Provide artificial shade for individuals
Overall effectiveness category Awaiting assessment
Number of studies: 2
Background information and definitions
Providing artificial shade may mitigate effects of temperature increases by providing refugia for individuals in areas with extreme temperatures.
Supporting evidence from individual studies
A replicated, randomized study in 1994–1995 on a sand plateau in New South Wales, Australia (Webb & Shine 2000) found that reptiles tended to be found less often under artificial rocks (concrete pavers/paving stones) that were artificially shaded with cloth than under unshaded artificial rocks. Velvet geckos Oedura lesueurii used shaded pavers less frequently (9 pavers used by11 individuals) than unshaded pavers (28 pavers used by 45 individuals). One skink Cryptoblepharus virgatus and one broad-headed snake Hoplocephalus bungaroides were recorded in one unshaded paver each, but were not found in unshaded pavers. In November 1994–January 1995, artificial rocks (square concrete pavers: 19 cm wide, 5 cm thick) were placed in groups of four (20 cm apart in a square formation) at three undisturbed rock outcrops (sites >1km apart, 32–52 total pavers/site). Pavers were shaded or unshaded (90 x 50 cm steel frame covered with two layers of shade cloth; unshaded pavers had only steel frames), and were modified with either 4 mm or 8 mm crevices (created by gluing wood to the underside of the pavers). Surveys were attempted six times/site in April–November 1995 (18 total surveys) with reptiles marked with a toe clip. Human disturbance of artificial rocks prevented seven of 18 surveys from being carried out.Study and other actions tested

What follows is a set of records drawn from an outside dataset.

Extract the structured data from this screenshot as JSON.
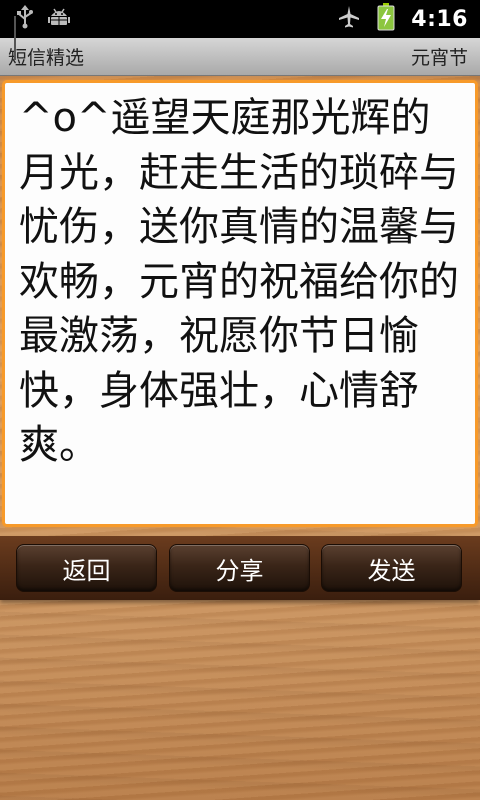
{
  "status_bar": {
    "time": "4:16",
    "icons": [
      "usb-icon",
      "android-debug-icon",
      "airplane-mode-icon",
      "battery-charging-icon"
    ]
  },
  "header": {
    "title": "短信精选",
    "category": "元宵节"
  },
  "message": {
    "text": "^o^遥望天庭那光辉的月光，赶走生活的琐碎与忧伤，送你真情的温馨与欢畅，元宵的祝福给你的最激荡，祝愿你节日愉快，身体强壮，心情舒爽。"
  },
  "buttons": {
    "back": "返回",
    "share": "分享",
    "send": "发送"
  },
  "colors": {
    "focus_border": "#f79a2a",
    "button_bar": "#4a2814"
  }
}
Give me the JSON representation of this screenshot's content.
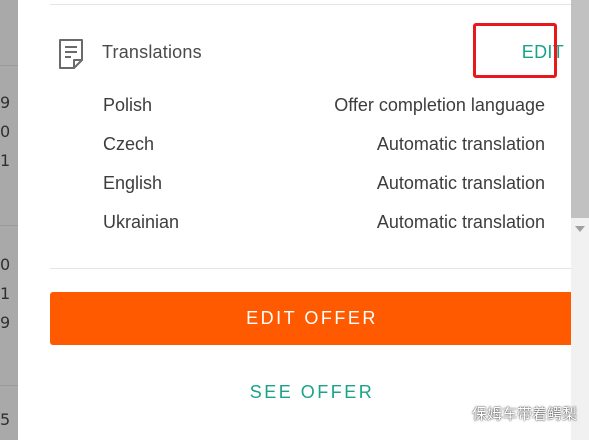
{
  "background": {
    "partial_numbers": [
      "9",
      "0",
      "1",
      "0",
      "1",
      "9",
      "5"
    ]
  },
  "translations": {
    "icon": "document-icon",
    "title": "Translations",
    "edit_label": "EDIT",
    "rows": [
      {
        "language": "Polish",
        "status": "Offer completion language"
      },
      {
        "language": "Czech",
        "status": "Automatic translation"
      },
      {
        "language": "English",
        "status": "Automatic translation"
      },
      {
        "language": "Ukrainian",
        "status": "Automatic translation"
      }
    ]
  },
  "actions": {
    "edit_offer_label": "EDIT OFFER",
    "see_offer_label": "SEE OFFER"
  },
  "watermark": {
    "text": "保姆车带着鳄梨"
  },
  "colors": {
    "accent_green": "#1aa389",
    "primary_orange": "#ff5a00",
    "highlight_red": "#e8191c",
    "text_dark": "#3d3d3d"
  }
}
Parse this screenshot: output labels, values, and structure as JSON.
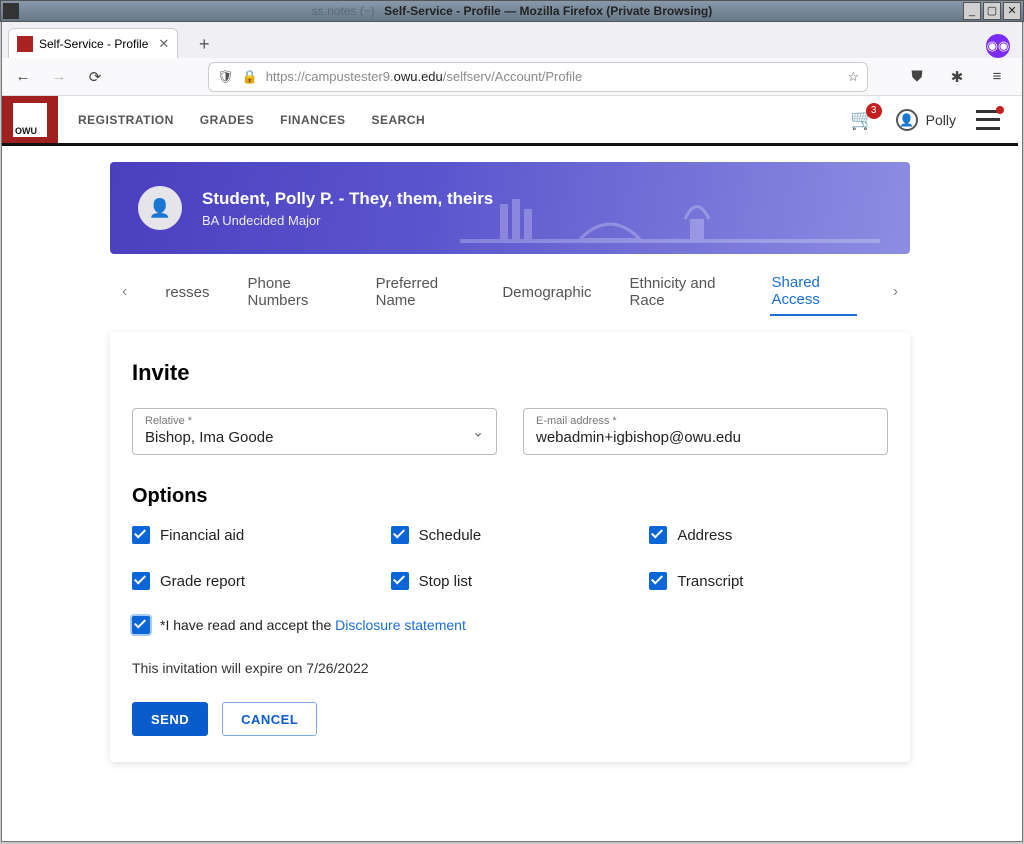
{
  "window": {
    "title_faded": "ss.notes (~)",
    "title": "Self-Service - Profile — Mozilla Firefox (Private Browsing)"
  },
  "browser": {
    "tab_title": "Self-Service - Profile",
    "url_prefix": "https://campustester9.",
    "url_host": "owu.edu",
    "url_path": "/selfserv/Account/Profile"
  },
  "app_header": {
    "nav": {
      "registration": "REGISTRATION",
      "grades": "GRADES",
      "finances": "FINANCES",
      "search": "SEARCH"
    },
    "cart_count": "3",
    "user_name": "Polly"
  },
  "hero": {
    "name_line": "Student, Polly P. - They, them, theirs",
    "major": "BA Undecided Major"
  },
  "subtabs": {
    "t0": "resses",
    "t1": "Phone Numbers",
    "t2": "Preferred Name",
    "t3": "Demographic",
    "t4": "Ethnicity and Race",
    "t5": "Shared Access"
  },
  "invite": {
    "heading": "Invite",
    "relative_label": "Relative *",
    "relative_value": "Bishop, Ima Goode",
    "email_label": "E-mail address *",
    "email_value": "webadmin+igbishop@owu.edu"
  },
  "options": {
    "heading": "Options",
    "items": {
      "financial_aid": "Financial aid",
      "schedule": "Schedule",
      "address": "Address",
      "grade_report": "Grade report",
      "stop_list": "Stop list",
      "transcript": "Transcript"
    },
    "disclosure_prefix": "*I have read and accept the ",
    "disclosure_link": "Disclosure statement",
    "expire_text": "This invitation will expire on 7/26/2022"
  },
  "buttons": {
    "send": "SEND",
    "cancel": "CANCEL"
  }
}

A study in 2007–2017 in shrub-steppe desert in the Okanagan Valley, Canada (2) found that coverboards provided as artificial shade after the installation of an exclusion fence were used by northern pacific rattlesnakes Crotaus oreganus oreganus in the year after the fence was installed, but there was no evidence that they were used 10 years later. Coverboards to provide shade during high temperatures were used by nine northern pacific rattlesnakes in the year they were installed. Nine to 10 years later, no snakes were found under the coverboards although 116 live snakes (northern pacific rattlesnake, great basin gophersnake Pituophis catenifer deserticola, and western yellow-bellied racer Coluber constrictor mormon) were captured along an adjacent exclusion fence over the same time period. In 2007, wooden coverboards (70 x 70 x 7 cm, 7 cm off the ground with 15–20 cm of sand excavated from underneath) were placed at 12 locations spaced at 30 m intervals along (360 m of) a 4 km long wire mesh snake exclusion fence (installed in 2006) to mitigate snake mortality due to heat exposure. At each interval, two coverboards were placed either side of the fence and one was placed 10–15 m away from the fence in natural habitat. Coverboard use was initially monitored in July 2007, and then monitoring was continued by mark-recapture surveys 5–6 days/week and walking the fence line 2–3 times/week in May–October 2016–2017.Study and other actions tested